> **What you are asked to do**: From the line with "Transcribe this image's" to the final line of the records, reproduce every line exactly and only those lines.

━━━━━━

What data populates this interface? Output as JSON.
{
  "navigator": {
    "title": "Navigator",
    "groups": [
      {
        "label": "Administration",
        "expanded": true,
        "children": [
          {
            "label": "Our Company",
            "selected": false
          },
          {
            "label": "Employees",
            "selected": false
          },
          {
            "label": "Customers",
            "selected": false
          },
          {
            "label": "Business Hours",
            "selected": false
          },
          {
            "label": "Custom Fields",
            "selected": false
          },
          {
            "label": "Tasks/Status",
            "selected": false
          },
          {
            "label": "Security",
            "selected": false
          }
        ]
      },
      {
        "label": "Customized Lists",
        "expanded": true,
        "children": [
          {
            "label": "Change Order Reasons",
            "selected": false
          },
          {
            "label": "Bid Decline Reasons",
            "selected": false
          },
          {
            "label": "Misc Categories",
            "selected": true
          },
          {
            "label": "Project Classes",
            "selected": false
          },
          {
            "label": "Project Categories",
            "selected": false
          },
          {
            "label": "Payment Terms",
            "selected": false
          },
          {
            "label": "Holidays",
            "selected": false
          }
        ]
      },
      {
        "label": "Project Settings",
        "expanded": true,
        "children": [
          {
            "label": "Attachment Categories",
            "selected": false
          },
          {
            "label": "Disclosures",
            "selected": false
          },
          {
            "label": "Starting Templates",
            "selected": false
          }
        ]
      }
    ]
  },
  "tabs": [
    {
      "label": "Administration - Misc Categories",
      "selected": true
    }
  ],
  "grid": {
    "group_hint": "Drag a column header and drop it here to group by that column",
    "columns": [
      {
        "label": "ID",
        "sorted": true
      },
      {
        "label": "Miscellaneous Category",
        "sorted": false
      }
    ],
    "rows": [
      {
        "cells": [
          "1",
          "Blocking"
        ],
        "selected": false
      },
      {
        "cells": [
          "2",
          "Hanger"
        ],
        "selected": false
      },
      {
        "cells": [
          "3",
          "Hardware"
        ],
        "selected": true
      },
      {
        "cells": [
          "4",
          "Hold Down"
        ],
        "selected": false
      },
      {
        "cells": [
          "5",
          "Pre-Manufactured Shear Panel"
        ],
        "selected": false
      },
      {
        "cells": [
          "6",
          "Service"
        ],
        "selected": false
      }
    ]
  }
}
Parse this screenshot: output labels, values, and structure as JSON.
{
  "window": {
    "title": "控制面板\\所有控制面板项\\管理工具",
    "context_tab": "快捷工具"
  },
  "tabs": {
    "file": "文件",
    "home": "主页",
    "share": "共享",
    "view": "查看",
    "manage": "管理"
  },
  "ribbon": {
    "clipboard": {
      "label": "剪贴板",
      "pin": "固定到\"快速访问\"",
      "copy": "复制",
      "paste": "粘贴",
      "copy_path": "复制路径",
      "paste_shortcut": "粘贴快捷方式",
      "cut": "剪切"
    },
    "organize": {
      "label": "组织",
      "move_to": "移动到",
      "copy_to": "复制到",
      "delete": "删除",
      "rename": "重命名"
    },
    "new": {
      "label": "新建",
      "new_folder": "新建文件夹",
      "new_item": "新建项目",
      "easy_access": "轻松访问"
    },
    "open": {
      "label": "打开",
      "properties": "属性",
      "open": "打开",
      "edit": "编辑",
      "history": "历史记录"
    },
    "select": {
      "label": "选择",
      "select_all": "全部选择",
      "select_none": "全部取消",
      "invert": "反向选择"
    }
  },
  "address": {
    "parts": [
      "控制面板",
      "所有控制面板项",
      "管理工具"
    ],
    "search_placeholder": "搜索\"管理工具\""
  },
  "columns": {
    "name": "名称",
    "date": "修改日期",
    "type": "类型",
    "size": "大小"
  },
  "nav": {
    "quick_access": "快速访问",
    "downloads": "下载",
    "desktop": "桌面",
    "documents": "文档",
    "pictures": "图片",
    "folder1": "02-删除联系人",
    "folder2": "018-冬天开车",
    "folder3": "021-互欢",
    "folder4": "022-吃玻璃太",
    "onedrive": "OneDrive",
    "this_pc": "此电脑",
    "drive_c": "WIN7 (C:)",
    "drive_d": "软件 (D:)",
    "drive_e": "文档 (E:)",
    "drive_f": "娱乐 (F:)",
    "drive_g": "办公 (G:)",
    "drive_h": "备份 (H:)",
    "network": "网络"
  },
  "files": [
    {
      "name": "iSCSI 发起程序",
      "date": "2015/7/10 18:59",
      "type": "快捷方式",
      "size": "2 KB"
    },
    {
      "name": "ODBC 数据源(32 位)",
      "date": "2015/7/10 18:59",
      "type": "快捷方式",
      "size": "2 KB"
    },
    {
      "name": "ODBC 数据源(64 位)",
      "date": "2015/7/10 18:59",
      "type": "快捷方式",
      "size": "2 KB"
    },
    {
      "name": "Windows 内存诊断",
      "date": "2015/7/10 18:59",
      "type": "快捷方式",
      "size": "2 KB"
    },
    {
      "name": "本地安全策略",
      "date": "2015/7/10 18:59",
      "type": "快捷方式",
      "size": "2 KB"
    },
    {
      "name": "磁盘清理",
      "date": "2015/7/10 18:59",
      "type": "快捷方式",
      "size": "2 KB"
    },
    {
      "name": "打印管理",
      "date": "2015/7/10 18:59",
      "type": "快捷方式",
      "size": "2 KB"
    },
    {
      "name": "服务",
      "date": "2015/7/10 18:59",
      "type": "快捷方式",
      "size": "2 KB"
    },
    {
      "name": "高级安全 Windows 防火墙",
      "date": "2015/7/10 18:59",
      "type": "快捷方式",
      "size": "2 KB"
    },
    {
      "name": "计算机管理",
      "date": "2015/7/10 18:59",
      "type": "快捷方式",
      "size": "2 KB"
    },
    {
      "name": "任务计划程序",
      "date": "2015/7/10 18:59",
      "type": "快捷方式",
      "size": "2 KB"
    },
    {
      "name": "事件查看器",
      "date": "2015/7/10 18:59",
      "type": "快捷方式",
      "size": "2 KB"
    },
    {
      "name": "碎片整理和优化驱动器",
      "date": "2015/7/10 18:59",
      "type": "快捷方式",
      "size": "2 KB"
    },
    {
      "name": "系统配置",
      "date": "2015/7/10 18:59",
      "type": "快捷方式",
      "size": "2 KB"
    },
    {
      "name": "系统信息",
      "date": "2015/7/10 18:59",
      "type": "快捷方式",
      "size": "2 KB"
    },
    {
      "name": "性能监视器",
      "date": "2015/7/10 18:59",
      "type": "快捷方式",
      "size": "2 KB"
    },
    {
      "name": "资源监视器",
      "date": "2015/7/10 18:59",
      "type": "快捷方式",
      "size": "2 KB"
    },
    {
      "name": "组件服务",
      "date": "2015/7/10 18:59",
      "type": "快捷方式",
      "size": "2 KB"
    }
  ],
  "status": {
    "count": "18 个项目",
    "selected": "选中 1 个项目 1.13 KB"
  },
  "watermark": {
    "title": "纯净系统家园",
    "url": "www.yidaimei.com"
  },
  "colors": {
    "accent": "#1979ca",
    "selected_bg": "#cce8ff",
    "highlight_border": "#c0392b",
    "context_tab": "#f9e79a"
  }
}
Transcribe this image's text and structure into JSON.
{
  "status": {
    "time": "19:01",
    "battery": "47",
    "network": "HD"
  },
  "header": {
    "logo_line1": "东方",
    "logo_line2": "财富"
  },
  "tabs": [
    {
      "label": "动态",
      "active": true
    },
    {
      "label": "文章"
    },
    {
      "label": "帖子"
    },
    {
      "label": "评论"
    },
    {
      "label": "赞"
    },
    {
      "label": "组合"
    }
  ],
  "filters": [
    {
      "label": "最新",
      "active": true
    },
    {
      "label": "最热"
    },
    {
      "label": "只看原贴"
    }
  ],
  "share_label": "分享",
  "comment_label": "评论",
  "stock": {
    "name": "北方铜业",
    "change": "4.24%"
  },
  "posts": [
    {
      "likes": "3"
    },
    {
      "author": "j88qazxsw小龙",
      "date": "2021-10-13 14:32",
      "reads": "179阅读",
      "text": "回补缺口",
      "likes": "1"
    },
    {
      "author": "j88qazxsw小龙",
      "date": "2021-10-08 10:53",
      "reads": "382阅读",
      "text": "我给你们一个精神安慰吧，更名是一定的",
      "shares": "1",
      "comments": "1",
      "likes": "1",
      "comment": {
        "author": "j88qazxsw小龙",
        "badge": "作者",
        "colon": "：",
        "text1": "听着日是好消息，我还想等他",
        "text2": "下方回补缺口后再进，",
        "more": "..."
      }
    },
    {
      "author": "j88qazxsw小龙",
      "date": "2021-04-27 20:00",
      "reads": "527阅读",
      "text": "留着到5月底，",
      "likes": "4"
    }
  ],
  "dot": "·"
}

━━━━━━

> **Answer to the exercise**:
Transcribe this image's text and structure into JSON.
{
  "status": {
    "time": "19:01",
    "battery": "47",
    "network": "HD"
  },
  "header": {
    "logo_line1": "东方",
    "logo_line2": "财富"
  },
  "tabs": [
    {
      "label": "动态",
      "active": true
    },
    {
      "label": "文章"
    },
    {
      "label": "帖子"
    },
    {
      "label": "评论"
    },
    {
      "label": "赞"
    },
    {
      "label": "组合"
    }
  ],
  "filters": [
    {
      "label": "最新",
      "active": true
    },
    {
      "label": "最热"
    },
    {
      "label": "只看原贴"
    }
  ],
  "share_label": "分享",
  "comment_label": "评论",
  "stock": {
    "name": "北方铜业",
    "change": "4.24%"
  },
  "posts": [
    {
      "likes": "3"
    },
    {
      "author": "j88qazxsw小龙",
      "date": "2021-10-13 14:32",
      "reads": "179阅读",
      "text": "回补缺口",
      "likes": "1"
    },
    {
      "author": "j88qazxsw小龙",
      "date": "2021-10-08 10:53",
      "reads": "382阅读",
      "text": "我给你们一个精神安慰吧，更名是一定的",
      "shares": "1",
      "comments": "1",
      "likes": "1",
      "comment": {
        "author": "j88qazxsw小龙",
        "badge": "作者",
        "colon": "：",
        "text1": "听着日是好消息，我还想等他",
        "text2": "下方回补缺口后再进，",
        "more": "..."
      }
    },
    {
      "author": "j88qazxsw小龙",
      "date": "2021-04-27 20:00",
      "reads": "527阅读",
      "text": "留着到5月底，",
      "likes": "4"
    }
  ],
  "dot": "·"
}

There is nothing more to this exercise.